Terence Teo Chin Keong, curator and owner of art gallery Cape of Good Hope at Hill Street, says that a lot of art from Singapore, for instance, now invariably blends influences from the East and the West, given the easy access these days to art of all styles and from regions. “Interacting with artists from other countries over a period of time and paying attention to their techniques and what they do, are factors that have contributed to the growths of the artists,” he adds.
Yayoi Kusama (b. 1929)
Oil No. 19 , 1997 ; oil on canvas
Currently, the auction market focuses on two major trends: artists whose works are competing in the international art arena, and artists whose works who are contributing to dialogue on the re-assessment of Asian art history.
“With boundaries between countries and continents slowly disappearing in the era of globalisation and the internet age, collectors have to keep track of an international market brimming with myriad perspectives”, adds Renfrew.

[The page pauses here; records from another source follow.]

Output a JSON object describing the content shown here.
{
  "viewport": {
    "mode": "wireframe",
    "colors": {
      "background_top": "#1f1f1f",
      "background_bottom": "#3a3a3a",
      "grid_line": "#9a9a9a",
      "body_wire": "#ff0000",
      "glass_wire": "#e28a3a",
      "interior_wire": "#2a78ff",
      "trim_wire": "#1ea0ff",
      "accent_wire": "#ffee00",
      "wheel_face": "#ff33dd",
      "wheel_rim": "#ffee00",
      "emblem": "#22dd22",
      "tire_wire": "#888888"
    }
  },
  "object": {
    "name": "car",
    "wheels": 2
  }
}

Highlights of the sale from Singapore artists include:
Cai Guo-Qiang (born in 1957)
Escalator: Explosion for Pompidou, 2003; fireworks, paper
Cheong Soo Pieng (Zhong Sibin, 1917-1983)

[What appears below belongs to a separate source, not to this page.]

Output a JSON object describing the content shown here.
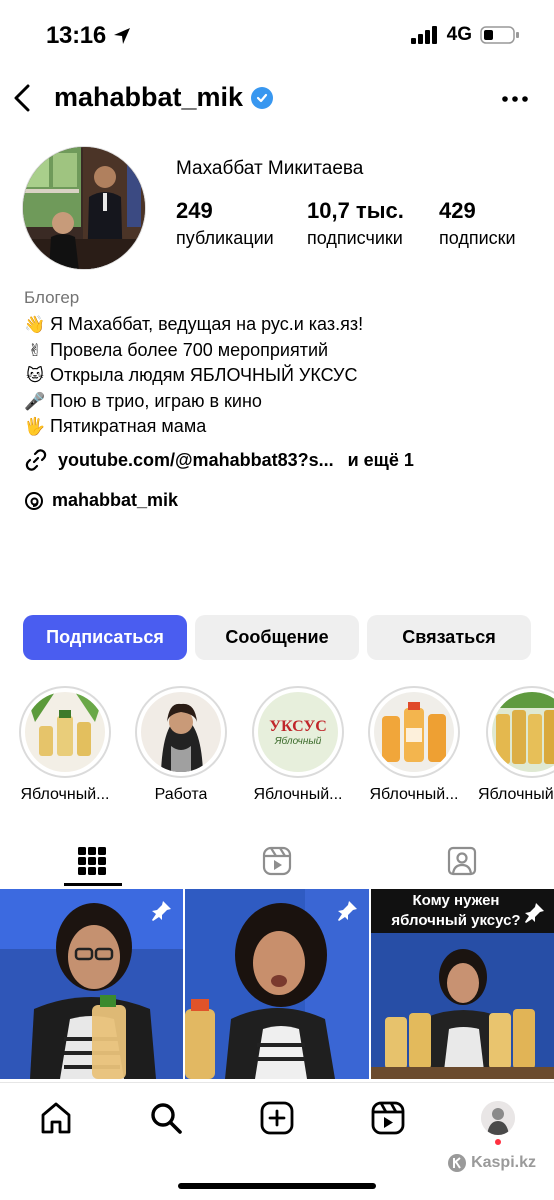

Silence, 1966; oil on canvas
Cheong Soo Pieng was one of Singapore’s pioneer artists and a leading figure of the Nanyang Style, a style which was not so much rooted in the application of a new technique so much as a blending of multiple stylistic elements. Evocative of hanging scrolls, in “Silence”, oil is used like an ink wash to create a soft atmospheric abstract effect of air and water, a backdrop of paint punctuated by the sparse back calligraphic strokes of kampung huts.
Kim Lim (1936-1997)
Untitled Relief, 1983; Portland stone
Taking abstraction further and sculpting stone to create a sense of lightness is the late Singapore-born British sculptor Kim Lim whose work “Untitled Relief” can reference either the past, present or future. Kim Lim’s works can be found in the collections The Tate Gallery London and The National Museum of Art Singapore.
Jane Lee (Li Lingxuan, born 1963)
Untitled, 2013; acrylic paint and heavy gel on canvas
Singaporean contemporary artist Jane Lee pushes the boundaries of technique, medium and subject. In “Untitled”, one sees abstract forms and blossoming flowers emanating as they form. In this work, she had applied strips of paint on glass, and when this had dried, peeled it off by rolling it, and subsequently cut and formed them into miniature columns and rosettes on a flat surface. Jane’s work is represented by Sundaram Tagore Gallery in Hong Kong, New York and Singapore.